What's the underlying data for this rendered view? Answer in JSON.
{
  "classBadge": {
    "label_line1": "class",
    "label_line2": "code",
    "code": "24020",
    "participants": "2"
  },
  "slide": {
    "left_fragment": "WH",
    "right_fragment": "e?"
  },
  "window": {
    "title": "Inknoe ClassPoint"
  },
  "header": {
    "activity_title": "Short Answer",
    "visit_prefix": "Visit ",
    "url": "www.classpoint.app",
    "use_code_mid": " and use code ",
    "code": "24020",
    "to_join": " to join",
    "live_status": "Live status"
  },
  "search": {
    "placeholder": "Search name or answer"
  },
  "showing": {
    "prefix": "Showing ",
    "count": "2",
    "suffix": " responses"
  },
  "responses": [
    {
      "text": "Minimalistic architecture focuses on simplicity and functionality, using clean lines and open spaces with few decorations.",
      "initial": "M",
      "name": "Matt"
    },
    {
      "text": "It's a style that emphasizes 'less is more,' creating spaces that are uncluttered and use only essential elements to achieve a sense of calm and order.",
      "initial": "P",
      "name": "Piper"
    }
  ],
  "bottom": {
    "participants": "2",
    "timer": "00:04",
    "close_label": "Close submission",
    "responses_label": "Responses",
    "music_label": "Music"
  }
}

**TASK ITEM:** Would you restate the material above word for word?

**SOLVED PROBLEM:**
What's the underlying data for this rendered view? Answer in JSON.
{
  "classBadge": {
    "label_line1": "class",
    "label_line2": "code",
    "code": "24020",
    "participants": "2"
  },
  "slide": {
    "left_fragment": "WH",
    "right_fragment": "e?"
  },
  "window": {
    "title": "Inknoe ClassPoint"
  },
  "header": {
    "activity_title": "Short Answer",
    "visit_prefix": "Visit ",
    "url": "www.classpoint.app",
    "use_code_mid": " and use code ",
    "code": "24020",
    "to_join": " to join",
    "live_status": "Live status"
  },
  "search": {
    "placeholder": "Search name or answer"
  },
  "showing": {
    "prefix": "Showing ",
    "count": "2",
    "suffix": " responses"
  },
  "responses": [
    {
      "text": "Minimalistic architecture focuses on simplicity and functionality, using clean lines and open spaces with few decorations.",
      "initial": "M",
      "name": "Matt"
    },
    {
      "text": "It's a style that emphasizes 'less is more,' creating spaces that are uncluttered and use only essential elements to achieve a sense of calm and order.",
      "initial": "P",
      "name": "Piper"
    }
  ],
  "bottom": {
    "participants": "2",
    "timer": "00:04",
    "close_label": "Close submission",
    "responses_label": "Responses",
    "music_label": "Music"
  }
}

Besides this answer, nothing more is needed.